“It’s not that I disagree,” said Clamington’s bronze-forgeman with characteristically putrid drool spindling down from his tawny whiskers and forming a green puddle on the smithy floor, “but there ain’t no such thing as a desperate clock.” The forgman was satisfied that his point was clear and that when he got home, he would be able to look back on his retort with gilt nostalgia. But it was for naught.

Clamington scowled at the forgeman, twitching his eyebrows into the hands of a clock at 10:10. “Don’t play games, forgeman. I bear specs. I demand compliance within a three-micron variance. Time is a punk I’ll slice extra thin. Is that understood?”

The forgeman looked at the floor, defeated. “Yes, sir,” he said.

But once Clamington was gone and the forgeman toiled into the night, melting brass in the glowing cauldron and then creating the bronze alloy by mixing in a touch of just-smelted white hot liquid tin, pouring the admixture into the cog-shaped molds, letting them cool and measuring them with a graduated caliper, he allowed the variances from spec to exceed four microns. That’s right: beyond acceptable variance.

Date Written: March 26, 2003
Author: Ewan Snow
Average Vote: 4.2857

03/26/2003 anonymous (1):
03/26/2003 anonymous (5):
03/26/2003 anonymous (5):
05/2/2003 Phony Millions (4): very ewan - very in that world completely, and we the readers are in the know as well, without even realizing how or why...
02/4/2004 qualcomm (5): yeah.
02/15/2004 scoop (5): Nano-wonderful.

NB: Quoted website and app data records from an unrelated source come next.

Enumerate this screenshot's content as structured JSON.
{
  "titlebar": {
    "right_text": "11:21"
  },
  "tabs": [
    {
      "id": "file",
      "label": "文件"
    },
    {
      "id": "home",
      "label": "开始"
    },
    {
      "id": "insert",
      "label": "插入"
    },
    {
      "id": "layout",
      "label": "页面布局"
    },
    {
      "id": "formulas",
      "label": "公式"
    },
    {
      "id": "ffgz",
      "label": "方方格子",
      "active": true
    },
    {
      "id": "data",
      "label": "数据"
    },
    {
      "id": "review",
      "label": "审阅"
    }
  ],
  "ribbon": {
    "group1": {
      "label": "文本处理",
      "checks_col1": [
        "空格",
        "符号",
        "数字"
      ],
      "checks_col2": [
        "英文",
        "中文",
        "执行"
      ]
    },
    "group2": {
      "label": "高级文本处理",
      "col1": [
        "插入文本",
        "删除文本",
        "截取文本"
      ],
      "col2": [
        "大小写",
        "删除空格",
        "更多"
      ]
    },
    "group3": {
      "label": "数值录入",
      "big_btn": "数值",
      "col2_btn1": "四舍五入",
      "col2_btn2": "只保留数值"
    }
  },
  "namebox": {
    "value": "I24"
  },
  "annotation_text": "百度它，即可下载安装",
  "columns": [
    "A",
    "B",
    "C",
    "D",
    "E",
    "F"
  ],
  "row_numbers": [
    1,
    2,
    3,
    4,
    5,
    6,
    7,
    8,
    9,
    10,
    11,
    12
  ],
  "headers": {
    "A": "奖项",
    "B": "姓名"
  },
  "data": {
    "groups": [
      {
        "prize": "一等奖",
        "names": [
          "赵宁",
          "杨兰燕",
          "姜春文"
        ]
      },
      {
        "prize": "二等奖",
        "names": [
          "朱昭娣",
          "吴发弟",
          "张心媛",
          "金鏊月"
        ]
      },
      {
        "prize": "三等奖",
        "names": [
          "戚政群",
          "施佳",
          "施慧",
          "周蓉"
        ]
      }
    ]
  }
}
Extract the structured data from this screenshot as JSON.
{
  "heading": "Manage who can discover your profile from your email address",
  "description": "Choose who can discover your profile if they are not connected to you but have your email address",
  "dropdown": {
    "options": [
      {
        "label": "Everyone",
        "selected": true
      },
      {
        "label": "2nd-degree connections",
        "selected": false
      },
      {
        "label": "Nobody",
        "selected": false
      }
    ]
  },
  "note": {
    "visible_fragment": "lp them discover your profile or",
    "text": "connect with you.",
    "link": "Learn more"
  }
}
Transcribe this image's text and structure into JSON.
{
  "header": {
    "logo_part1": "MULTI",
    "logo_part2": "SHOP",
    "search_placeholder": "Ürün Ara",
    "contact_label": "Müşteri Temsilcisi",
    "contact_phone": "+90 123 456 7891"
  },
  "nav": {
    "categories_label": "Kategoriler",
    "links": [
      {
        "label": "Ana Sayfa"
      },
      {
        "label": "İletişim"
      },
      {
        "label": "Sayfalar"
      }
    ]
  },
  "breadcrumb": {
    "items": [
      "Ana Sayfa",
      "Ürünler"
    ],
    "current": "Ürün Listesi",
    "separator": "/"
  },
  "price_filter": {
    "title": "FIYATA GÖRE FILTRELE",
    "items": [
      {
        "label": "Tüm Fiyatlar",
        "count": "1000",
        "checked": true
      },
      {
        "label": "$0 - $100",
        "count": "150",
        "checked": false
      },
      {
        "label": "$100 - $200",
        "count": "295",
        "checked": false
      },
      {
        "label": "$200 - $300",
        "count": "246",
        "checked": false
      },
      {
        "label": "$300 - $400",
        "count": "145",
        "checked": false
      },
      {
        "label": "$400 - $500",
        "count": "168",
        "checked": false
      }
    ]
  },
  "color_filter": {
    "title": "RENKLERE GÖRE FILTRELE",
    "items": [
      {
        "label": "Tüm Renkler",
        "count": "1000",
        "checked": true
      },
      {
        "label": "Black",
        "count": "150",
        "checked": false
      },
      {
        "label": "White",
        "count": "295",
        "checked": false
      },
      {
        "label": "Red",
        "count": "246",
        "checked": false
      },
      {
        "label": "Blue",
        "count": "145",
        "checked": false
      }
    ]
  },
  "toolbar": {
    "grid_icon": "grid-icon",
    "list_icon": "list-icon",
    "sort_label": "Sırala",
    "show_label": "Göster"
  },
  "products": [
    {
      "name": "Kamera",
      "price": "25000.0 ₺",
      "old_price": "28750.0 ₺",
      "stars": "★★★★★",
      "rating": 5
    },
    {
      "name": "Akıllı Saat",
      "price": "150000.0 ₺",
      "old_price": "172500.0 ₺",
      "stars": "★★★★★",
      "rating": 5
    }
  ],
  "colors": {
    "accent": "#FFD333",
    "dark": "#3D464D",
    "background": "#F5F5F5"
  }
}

One of my favorites. And that matters a great deal.
04/27/2004 Ferucio P. Chhretan (5): I want more of this. This is choice material.